There are some great answers already that show you the average load while doing some common tasks, but if you're doing a power budget, you really only to make sure you have enough for the maximum load.
What you need to know are the operating AC voltage and the maximum draw in Amps. These can be found in either the technical specs and may be printed on the power supply itself. You get the wattage by simply multiplying these two numbers.
W = V(AC) * A
The converse is also true: if you have a 400W power supply, it draws ~3.6A (400W/110V)
As an example, on the power brick of my Dell mini I see 110V (1A), so I'm looking at 110W of power. Thats the theoretical maximum load. I'll most likely use less than this, but not more according to most electrical codes.
Let's take another example, a Dell 1905FP 19" Flat Panel Monitor. A bit of Googling will get you to the Technical Documentation page. Scrolling down to the electrical section shows the following:
AC input voltage / frequency / current 100 to 240 VAC / 50 or 60 Hz + 3 Hz / 1.5A (Max.)
Standard AC voltage in the US is 110V, so you're looking at 165W max (110V * 1.5A). That page also shows that the normal power consumption is between 32W and 65W.
To figure out your actual power budget, spec out an average system and find out the maximum power load for that then multiply by the number of systems you expect to have. That's your power budget.
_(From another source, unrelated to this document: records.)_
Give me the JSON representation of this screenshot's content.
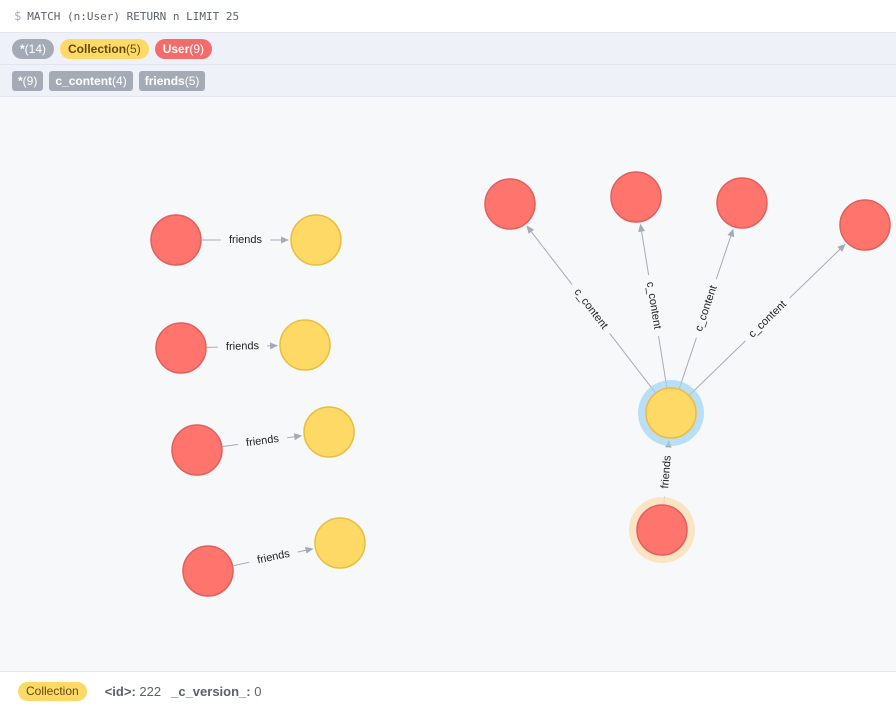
{
  "query": {
    "prompt": "$",
    "text": "MATCH (n:User) RETURN n LIMIT 25"
  },
  "node_labels": [
    {
      "name": "*",
      "count": "(14)",
      "color": "#a5abb6"
    },
    {
      "name": "Collection",
      "count": "(5)",
      "color": "#ffd966"
    },
    {
      "name": "User",
      "count": "(9)",
      "color": "#f46b6b"
    }
  ],
  "relationship_types": [
    {
      "name": "*",
      "count": "(9)"
    },
    {
      "name": "c_content",
      "count": "(4)"
    },
    {
      "name": "friends",
      "count": "(5)"
    }
  ],
  "graph": {
    "edges": [
      {
        "label": "friends"
      },
      {
        "label": "friends"
      },
      {
        "label": "friends"
      },
      {
        "label": "friends"
      },
      {
        "label": "c_content"
      },
      {
        "label": "c_content"
      },
      {
        "label": "c_content"
      },
      {
        "label": "c_content"
      },
      {
        "label": "friends"
      }
    ]
  },
  "footer": {
    "label": "Collection",
    "label_color": "#ffd966",
    "properties": [
      {
        "key": "<id>:",
        "value": "222"
      },
      {
        "key": "_c_version_:",
        "value": "0"
      }
    ]
  }
}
Now, you can either get a generator that will power all your devices at maximum load if uptime is a priority, or get one that will handle 50-75% maximum load if price is a concern. As you can see from that Dell Monitor, most devices will operate at 30-50% of maximum load under normal conditions.